As I took my ten-minute ride, I noticed something that I wanted to share with you. When you walk into the subway system, there are three trains that you can take that all are headed in the same direction – the A, B and C trains. It was recommended to me to take the A train because the A train is an express train, while the B and C trains are local routes. As the A train left the station, I had no real sense of just what that meant until I realized that after leaving from 125th Street, the A train didn’t stop AT ALL until it arrived at 59th Street, passing five or six other stops along the way. Thus, the A train gets to the destination faster because the B and C trains make all sorts of stops before arrival, but the A train just keeps moving.
You may ask why this is relevant, especially since New York is not a part of the Mid-Atlantic Region and many of you may never need this transportation information. I’ve noticed over the years that many of our Scholars take the B and C trains in school and make all sorts of stops that aren’t essential. Bs and Cs won’t help you get to your goals at the same rate as As and will often distract you from reaching your goals as expeditiously as you otherwise would. Maybe this isn’t the time for you to chase your everlasting love on social media until he or she agrees to go to the prom with you. Maybe this isn’t your moment to get a job so that you can buy the latest fashions that don’t fit into your parents’ budget. The reality is that, at this stage in your life, your current love affair should be with your books and your job is to handle your business in the phenomenal schools to which you’ve been sent. And the fewer unnecessary stops you make, the faster you will get to your destination.

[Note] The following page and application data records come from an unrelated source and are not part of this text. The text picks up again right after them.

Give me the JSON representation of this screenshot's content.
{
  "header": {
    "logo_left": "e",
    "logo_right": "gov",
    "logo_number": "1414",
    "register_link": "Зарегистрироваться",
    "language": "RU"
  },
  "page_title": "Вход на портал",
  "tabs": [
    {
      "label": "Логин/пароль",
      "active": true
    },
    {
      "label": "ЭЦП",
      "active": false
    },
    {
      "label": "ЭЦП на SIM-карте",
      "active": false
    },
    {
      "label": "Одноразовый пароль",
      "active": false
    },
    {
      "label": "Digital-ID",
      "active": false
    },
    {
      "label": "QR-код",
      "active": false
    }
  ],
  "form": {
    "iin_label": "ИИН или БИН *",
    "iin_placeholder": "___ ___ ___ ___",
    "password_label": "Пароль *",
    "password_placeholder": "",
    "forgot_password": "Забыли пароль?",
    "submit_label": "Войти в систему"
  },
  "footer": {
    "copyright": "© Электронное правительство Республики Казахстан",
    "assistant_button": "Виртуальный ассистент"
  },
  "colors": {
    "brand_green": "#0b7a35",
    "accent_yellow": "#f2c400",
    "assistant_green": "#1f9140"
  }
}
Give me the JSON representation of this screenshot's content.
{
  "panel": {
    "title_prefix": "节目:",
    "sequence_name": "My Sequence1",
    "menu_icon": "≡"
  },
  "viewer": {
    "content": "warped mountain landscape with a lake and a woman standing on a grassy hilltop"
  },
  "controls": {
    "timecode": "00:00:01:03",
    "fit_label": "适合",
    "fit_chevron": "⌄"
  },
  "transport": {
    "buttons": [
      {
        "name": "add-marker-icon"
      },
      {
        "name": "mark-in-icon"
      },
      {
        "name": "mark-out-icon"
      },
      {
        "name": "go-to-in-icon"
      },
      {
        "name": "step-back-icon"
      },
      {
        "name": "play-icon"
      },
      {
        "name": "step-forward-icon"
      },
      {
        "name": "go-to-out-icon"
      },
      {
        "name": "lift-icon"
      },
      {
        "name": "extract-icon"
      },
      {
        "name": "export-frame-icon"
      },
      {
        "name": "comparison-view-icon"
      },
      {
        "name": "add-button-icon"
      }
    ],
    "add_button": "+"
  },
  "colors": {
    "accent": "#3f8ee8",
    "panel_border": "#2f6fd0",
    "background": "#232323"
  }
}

As you head towards college, your next destination, I hope that you will think about taking the express route this year. As are the highest possible grade, but getting them involves going the extra mile so determine to make it happen this year. So many of our Scholars don’t take the time to be involved in our A Better Chance meetings or to put in additional effort at getting for the SATs. So many never sign up to travel abroad or go on a college tour with us and dare to dream about the possibilities. I want my Scholars to be those young people who are determined to get As not just in school, but in life. I want you to put in the extra effort to not just pass or get by but to be excellent. And in the process, you will bypass a lot of the things that have caused others, who were on the same track with you all along, to fail in reaching their goals.

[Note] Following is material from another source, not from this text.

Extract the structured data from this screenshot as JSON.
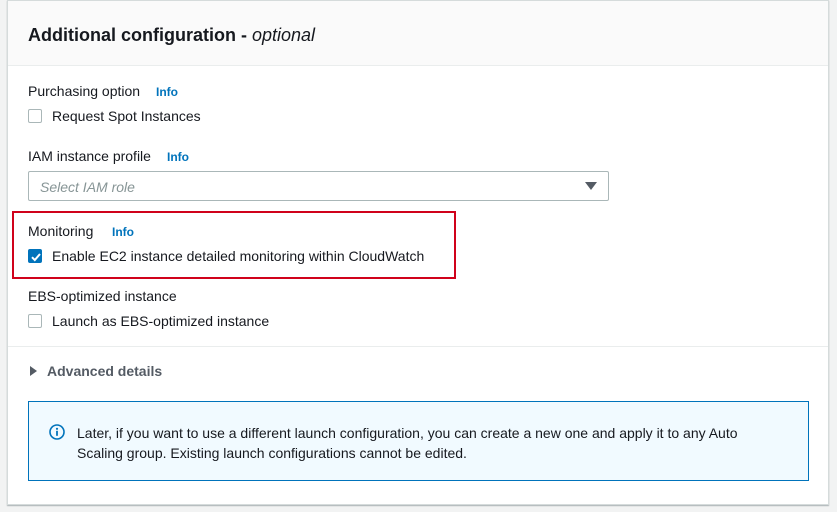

I challenge you this year to take the A train. And always rest assured that it’s my honor and my privilege to go along for the ride.